bikeWe love seeing our patrons in the library enjoying their favorite books, but spring is also the perfect time to enjoy the outdoors with your family. May 3 through 9 is Bike, Walk and Wheel Week (BWWW). This year’s theme is the evolution of travel, highlighting our treasured MKT Trail (one of the nation’s original rails-to-trails) as a source of recreation, fitness and active transportation for our community. Columbia has lots of fun events planned for BWWW, but the library’s favorite has to be the Story Book Trail.

Columbia Parks and Rec chooses a book – often tying in the theme of BWWW – and displays the book’s pages on boards placed at a child’s height. The boards are then placed along a walking trail to encourage both walking and reading together. This year’s Story Book Trail is at the Hindman Discovery Garden in Stephens Lake Park. The story on display is Watty Piper’s classic, “The Little Engine That Could.” So if you get tired while walking, just remember, “I think I can, I think I can, I think I can.” The story boards will remain up the entire month of May. For more information about all activities during BWWW, please visit City of Columbia’s web page or check out this handy flyer.
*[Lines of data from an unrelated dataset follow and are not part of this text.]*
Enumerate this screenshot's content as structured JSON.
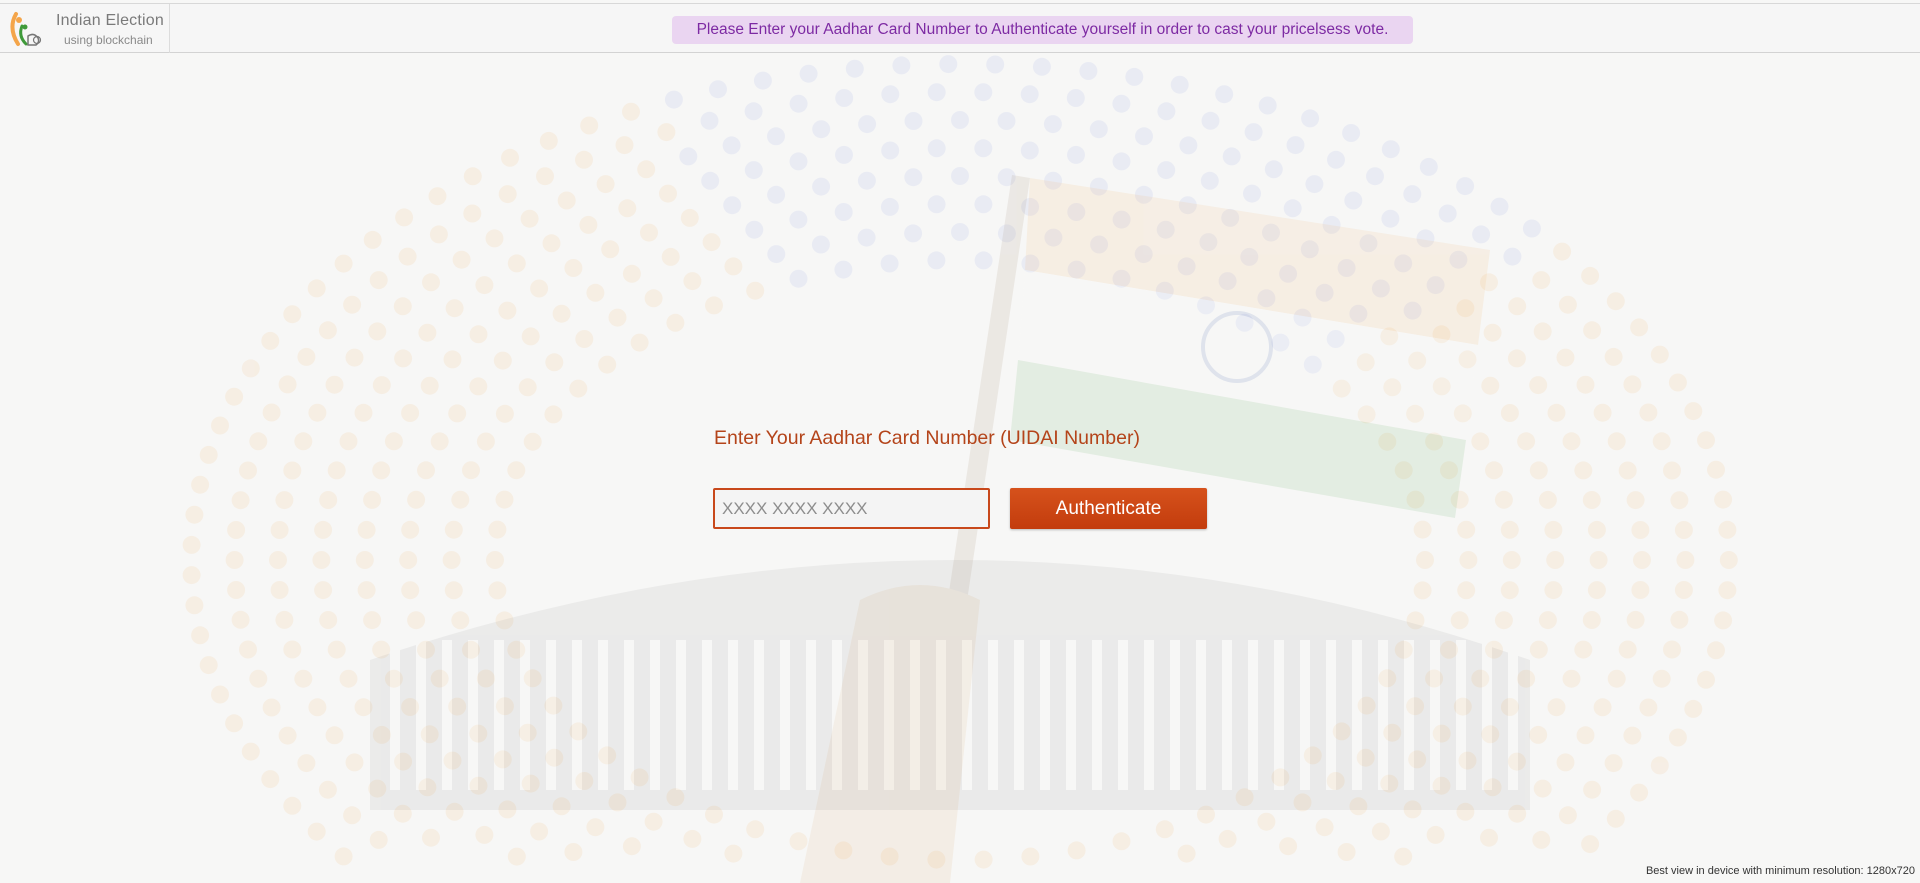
{
  "brand": {
    "title": "Indian Election",
    "subtitle": "using blockchain"
  },
  "header": {
    "notice": "Please Enter your Aadhar Card Number to Authenticate yourself in order to cast your pricelsess vote."
  },
  "form": {
    "label": "Enter Your Aadhar Card Number (UIDAI Number)",
    "input_placeholder": "XXXX XXXX XXXX",
    "input_value": "",
    "button_label": "Authenticate"
  },
  "footer": {
    "note": "Best view in device with minimum resolution: 1280x720"
  },
  "colors": {
    "accent": "#c8481b",
    "notice_bg": "#ead5f1",
    "notice_text": "#7d2aa3",
    "saffron": "#f4a54a",
    "green": "#3f9a3a",
    "blue": "#7a8ee0"
  }
}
Using Math Every Day

Book cover for Ten in the Bed by Penny DaleMath is all around us. While we highlight math in April in observance of Math Awareness Month, we use math every day of the year. For instance, if there are four people in the family and a package of cookies holds 12, how many cookies does each person get? If a pizza is divided into eight pieces, how many pieces can each family member eat?

Math can be a scary subject at school, but you can make math fun by sharing math-related books with your children. In “The Doorbell Rang” by Pat Hutchins, people keep coming to visit. How can the cookies be divided equally each time the doorbell rings? Continue reading
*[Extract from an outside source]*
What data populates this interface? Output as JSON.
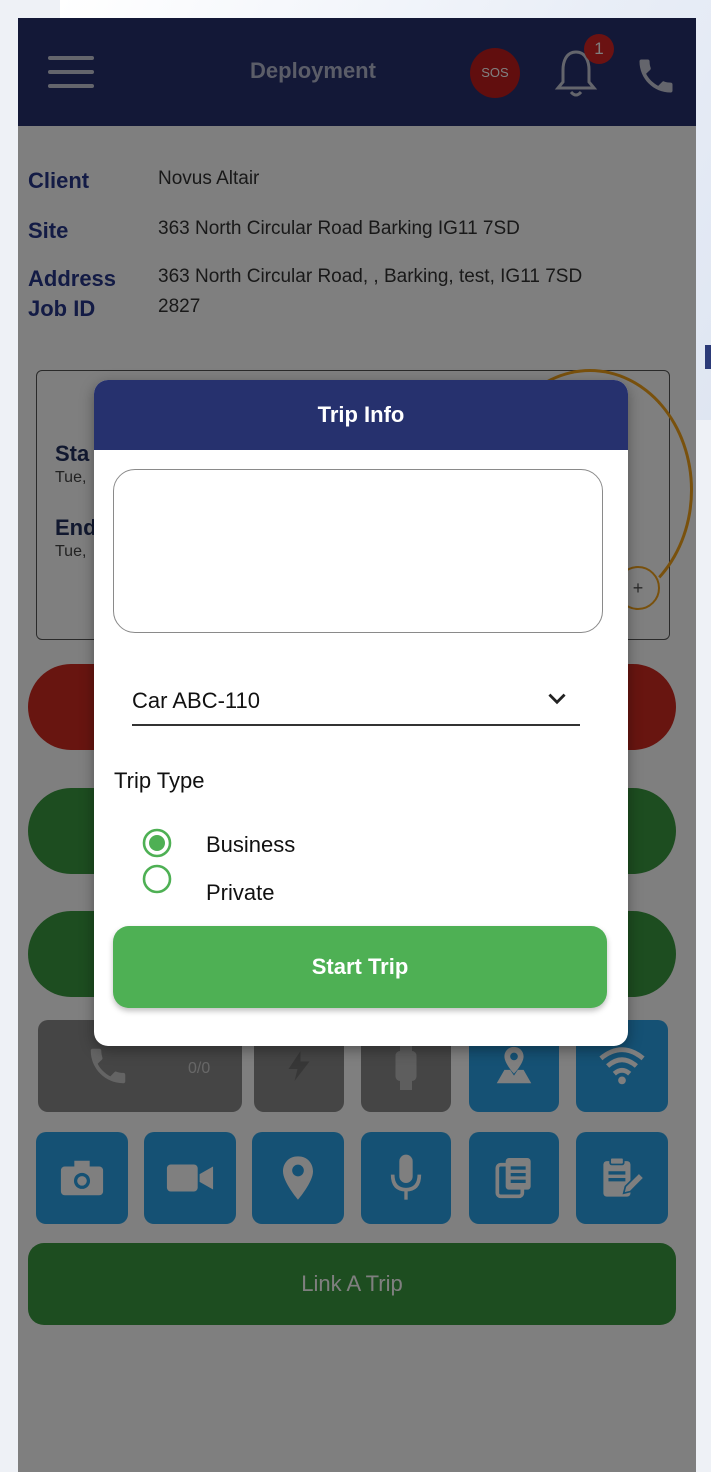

The Story Is in the Pictures

ZathuraApril 27 was National Tell a Story Day. Some children need no urging to make up a story, while others are a little more reserved and might need some prompting. One way to help is to use wordless picture books. It’s easy to look at a book with no words, just pictures, and think that it is too simple for your child and will not help to advance her reading level. However, this is not the case. Not only are these books filled with beautiful illustrations, but they also can help advance a child’s creativity and storytelling capabilities.
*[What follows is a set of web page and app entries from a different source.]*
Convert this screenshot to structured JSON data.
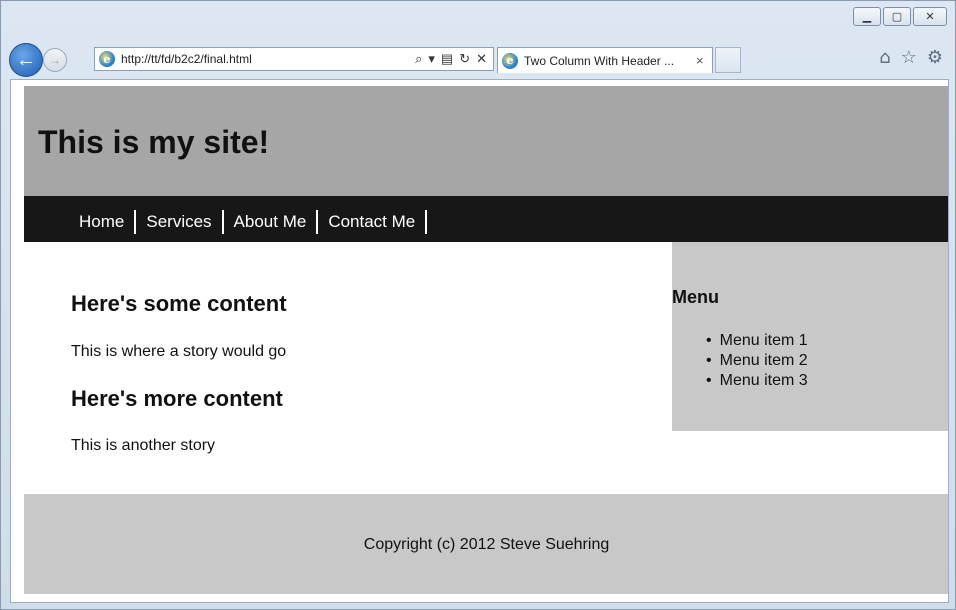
{
  "browser": {
    "address_url": "http://tt/fd/b2c2/final.html",
    "tab_title": "Two Column With Header ..."
  },
  "site": {
    "header_title": "This is my site!",
    "nav": [
      "Home",
      "Services",
      "About Me",
      "Contact Me"
    ],
    "content": {
      "heading1": "Here's some content",
      "para1": "This is where a story would go",
      "heading2": "Here's more content",
      "para2": "This is another story"
    },
    "sidebar": {
      "title": "Menu",
      "items": [
        "Menu item 1",
        "Menu item 2",
        "Menu item 3"
      ]
    },
    "footer": "Copyright (c) 2012 Steve Suehring"
  }
}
Check out one or two (or 10, if you’re me) of these books next time you visit the library and have your child go through the book, making up the story on his own about what is happening in the illustrations. Children can go at their own pace and the stories can be as serious or silly as they want them to be. The best part about these types of books is that the story can change every time! Often the illustrations are very detailed and offer something new to see each time you read the story, allowing for the story to change very easily. Continue reading

It’s All in the Details

Book cover for 100 Hungry MonkeysDo you have a kid who notices every little detail? Picks lint off your clothes and inevitably points out something embarrassing when you’re in the checkout line at the store? Oh, maybe that’s just me. Anywho…my kid LOVES the details in every book we read. “100 Hungry Monkeys!” by Masayuki Sebe is perfect to fulfill her need to count and pore over every page for little hidden surprises. It’s sort of an updated version of Where’s Waldo with funny little details. Part story book, part seek and find, part counting book — all fun! Check out these other titles with similar formats: Continue reading

Fractured Fairy Tales

We all grew up knowing about Goldilocks and her “friends” the bears, but did you hear the one about her meeting three dinosaurs? Have you ever thought about how the story of Cinderella would be different if told by her wicked stepmother?

Fractured fairy tales ask readers to revisit known tales and think about how the stories could be different. Often these tales become humorous when a character we expect to be the villain becomes the hero, or the main character is a dragon instead of a princess. Even a setting change can transform a well-known tale into a fractured fairy tale. A familiar story becomes new when it takes place, for example, in the future, in outer space or in a different world altogether. Continue reading